2. An antigen or antibody used in immune adsorption.

adsorbent

a substance that allows gas, liquid or solids in suspension to attach to its surface without itself undergoing a chemical change

ad·sorb·ent

(ad-sōr'bĕnt)
1. Substance that adsorbs, i.e., a solid substance endowed with the property of attaching other substances to its surface without any covalent bonding, e.g., activated charcoal.
2. An antigen or antibody used in immune adsorption.

adsorbent (adsor´bənt),

adj a substance that adsorbs, such as activated charcoal and clay.

adsorbent

1. pertaining to or characterized by adsorption.
2. a substance that attracts other materials or particles to its surface.
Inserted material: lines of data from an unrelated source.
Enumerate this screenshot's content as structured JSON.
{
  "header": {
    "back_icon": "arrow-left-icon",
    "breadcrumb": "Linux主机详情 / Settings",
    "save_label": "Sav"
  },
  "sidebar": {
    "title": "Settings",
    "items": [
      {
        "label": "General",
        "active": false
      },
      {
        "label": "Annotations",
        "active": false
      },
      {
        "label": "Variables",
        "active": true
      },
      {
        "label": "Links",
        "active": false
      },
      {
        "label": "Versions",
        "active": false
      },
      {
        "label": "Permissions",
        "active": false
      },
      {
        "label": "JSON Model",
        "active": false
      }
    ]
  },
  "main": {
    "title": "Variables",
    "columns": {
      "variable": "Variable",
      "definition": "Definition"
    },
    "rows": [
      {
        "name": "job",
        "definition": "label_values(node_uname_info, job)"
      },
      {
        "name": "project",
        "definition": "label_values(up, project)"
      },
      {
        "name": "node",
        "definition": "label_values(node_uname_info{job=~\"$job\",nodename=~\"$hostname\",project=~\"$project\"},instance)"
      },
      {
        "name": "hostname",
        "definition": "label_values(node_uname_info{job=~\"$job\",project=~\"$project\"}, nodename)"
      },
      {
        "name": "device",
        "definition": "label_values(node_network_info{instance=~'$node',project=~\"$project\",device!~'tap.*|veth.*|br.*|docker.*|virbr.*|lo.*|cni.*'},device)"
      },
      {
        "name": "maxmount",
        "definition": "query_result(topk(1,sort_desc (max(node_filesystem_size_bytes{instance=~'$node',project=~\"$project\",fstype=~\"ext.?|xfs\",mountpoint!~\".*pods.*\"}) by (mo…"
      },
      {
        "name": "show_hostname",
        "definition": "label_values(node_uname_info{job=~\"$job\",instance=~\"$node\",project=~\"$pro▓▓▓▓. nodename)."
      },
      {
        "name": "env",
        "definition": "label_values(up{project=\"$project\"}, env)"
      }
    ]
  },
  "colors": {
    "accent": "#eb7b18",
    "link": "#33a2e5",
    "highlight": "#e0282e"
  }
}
gastrointestinal adsorbent
a substance, usually a powder, administered to adsorb gases, toxins and bacteria in the stomach and intestines. Examples include activated charcoal and kaolin.
References in periodicals archive ?
A good number of adsorbents have been reported by researchers for wastewater treatment and remediation.
Molecular sieves are projected to be the fastest-growing type of adsorbents globally.
SEM images (Figure 2) of both adsorbents show the differences between the surface morphology of CR and MCR adsorbent.
Technavio's report, Global Desiccants and Adsorbents Market 2015-2019, has been prepared based on an in-depth market analysis with inputs from industry experts.
Adsorption processes are also important in the perspective of the present study and are discussed by many researchers developed a house hold unit for removal of arsenic by employing iron coated sand as adsorbent.
Both adsorbents, bamboo dusts (BD) and bamboo-based activated charcoal (BBAC) were finally stored in different airtight plastic vessels and carefully labeled in readiness for the adsorption process.
When the pressure drops, the adsorbent deflates and releases the C[O.
Isotherms assessment for Cr(III) adsorption onto four adsorbents was carried out over the range of 20-100 mg L-1 at constant adsorbent dose pH and temperature.
Of the six adsorbent options, adsorbents treated with HCl and KOH were found to exhibit better results and were studied further.
announced that its advanced adsorbent materials have been used to clean nearly 100 million gallons of radiation-contaminated water at Japan's Fukushima Daiichi nuclear power plant.
Considering the features and advantages attributed to the biological adsorption process, it is fundamental to make attempts to find new technically and economically feasible adsorbent materials (Santos et al.
Effect of salts KCl concentration on adsorption was studied and its interactions with adsorbents and adsorbate was monitored.